▶ What is needed
Every record below must be retyped exactly, with the pictures left out.

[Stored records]
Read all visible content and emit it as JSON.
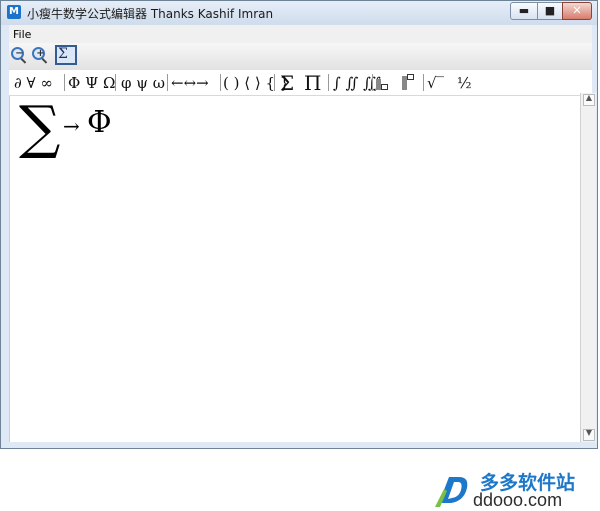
{
  "window": {
    "app_icon_letter": "M",
    "title": "小瘦牛数学公式编辑器 Thanks Kashif Imran",
    "controls": {
      "minimize": "▬",
      "maximize": "■",
      "close": "✕"
    }
  },
  "menubar": {
    "file": "File"
  },
  "toolbar": {
    "zoom_out_icon": "zoom-out-icon",
    "zoom_in_icon": "zoom-in-icon",
    "formula_toggle": "Σ"
  },
  "symbols": {
    "group1": "∂ ∀ ∞",
    "group2": "Φ Ψ Ω",
    "group3": "φ ψ ω",
    "group4": "←↔→",
    "group5": "( ) ⟨ ⟩ { }",
    "sum": "Σ",
    "product": "Π",
    "integrals": "∫ ∬ ∭",
    "sqrt": "√‾",
    "fraction": "½"
  },
  "editor": {
    "sigma": "∑",
    "arrow": "→",
    "phi": "Φ"
  },
  "watermark": {
    "name": "多多软件站",
    "domain": "ddooo.com"
  },
  "colors": {
    "accent": "#1e78c9",
    "titlebar": "#dfe9f5"
  }
}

▶ Finished exercise
Read all visible content and emit it as JSON.
{
  "window": {
    "app_icon_letter": "M",
    "title": "小瘦牛数学公式编辑器 Thanks Kashif Imran",
    "controls": {
      "minimize": "▬",
      "maximize": "■",
      "close": "✕"
    }
  },
  "menubar": {
    "file": "File"
  },
  "toolbar": {
    "zoom_out_icon": "zoom-out-icon",
    "zoom_in_icon": "zoom-in-icon",
    "formula_toggle": "Σ"
  },
  "symbols": {
    "group1": "∂ ∀ ∞",
    "group2": "Φ Ψ Ω",
    "group3": "φ ψ ω",
    "group4": "←↔→",
    "group5": "( ) ⟨ ⟩ { }",
    "sum": "Σ",
    "product": "Π",
    "integrals": "∫ ∬ ∭",
    "sqrt": "√‾",
    "fraction": "½"
  },
  "editor": {
    "sigma": "∑",
    "arrow": "→",
    "phi": "Φ"
  },
  "watermark": {
    "name": "多多软件站",
    "domain": "ddooo.com"
  },
  "colors": {
    "accent": "#1e78c9",
    "titlebar": "#dfe9f5"
  }
}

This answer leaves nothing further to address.